Take him home with you, please.
I don’t know who I am anymore.
I want to go back in time, just a few weeks, even if it means I am pregnant forever.
All these thoughts that I didn’t want, didn’t expect, didn’t feel okay having.
And it stayed like this for four weeks. Four very long weeks. It felt like months, maybe even longer. Each day was a challenge. I stopped taking it day by day, and started going hour by hour. Sometimes even minute by minute. It became trial and error. We took the dog back, hoping that would make me feel like my old self again, but it was an added stress. Ali went back to work, and I fumbled my way through that first week, only to end up feeling like the world had collapsed in on me and that I was stuck in this sad, weak, incapable state forever. Trying to find time to shower, while knowing that if I wanted to get better, I also had to find time to eat well, exercise a little and do my meditation. There was never enough time.
But with a little extra support and putting up personal boundaries and finding a way to include my baby in the things that I needed to do, things did start to get better. I would do my meditation while feeding Laith. I would make my lunch while he slept in the sling. I would feed him, change him and make sure he was comfortable and safe while I had a shower. I relearned to do everything that I’d taken for granted for 26 years. I gave myself a break, cut myself some slack, showed myself grace. I let other people show me grace. I let my baby show me grace. I stopped Googling. I talked to other mums, who assured me that they felt the same once upon a time, and it now feels like a distant memory.
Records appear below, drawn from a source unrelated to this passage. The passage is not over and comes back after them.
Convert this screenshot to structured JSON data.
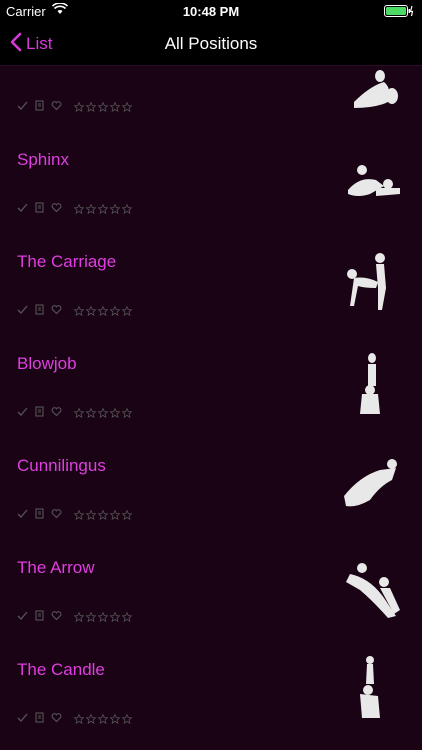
{
  "status": {
    "carrier": "Carrier",
    "time": "10:48 PM"
  },
  "nav": {
    "back_label": "List",
    "title": "All Positions"
  },
  "rows": [
    {
      "title": ""
    },
    {
      "title": "Sphinx"
    },
    {
      "title": "The Carriage"
    },
    {
      "title": "Blowjob"
    },
    {
      "title": "Cunnilingus"
    },
    {
      "title": "The Arrow"
    },
    {
      "title": "The Candle"
    }
  ],
  "colors": {
    "accent": "#df3ee0",
    "background": "#1b0316",
    "bar": "#000000"
  },
  "icons": [
    "check-icon",
    "note-icon",
    "heart-icon",
    "star-icon",
    "chevron-left-icon",
    "wifi-icon",
    "battery-icon"
  ]
}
I let hope fill the gaps. I let love in. I started to enjoy the miracle of being on the earth at the same time as Laith, this beautiful, content, kind soul. I started to trust him. If he needed to get up 10 times a night, that would be okay. Ali and I started splitting the nights so I could get four or five hours sleep in a row. We let our families stay at the weekends so we could both get a good rest. I prayed. A lot. I talked to my health visitor and GP about how I was feeling. I made time for myself. I wrote. I read. I watched some old favourite movies. I was really really honest about things and in those words spoken to other people, I started to find healing.
I wouldn’t say I’m 100 percent there, but I don’t think I ever want to be, because this isn’t about getting back to where I was before. It’s about finding a new path going forward. So what I do want is to be 100 percent accepting that this is reality now. And I’m pretty close. And I’m really happy about that.
And most of all, I absolutely adore our little boy.
(Author’s note: I wrote this around 4.5 months postpartum. I am now 7 months postpartum and can confirm that it has gotten better even since then. Around 6 months, Laith started developing his own little daytime routine, which gives me predictability and time to rest and recharge while he’s sleeping. His personality is shining even more. He is funny, patient, relaxed, giggly, and communicative with his feelings. He loves a cuddle, getting out for walks, bird-watching, and laughing at the dog. Together, we love listening to music, dancing in the kitchen, snuggling in bed, going for drives, and visiting friends and family. To have gone from that exhausted emptiness at the start to a place now where I’m full of joy, gratitude and have a handle on my anxiety is possibly one of the biggest blessings of my entire life. Motherhood and parenting is such an individual experience. This is mine. Yours will be yours. Completely different. But I felt called to share my experience just in case you see yourself in it and feel a little less alone.)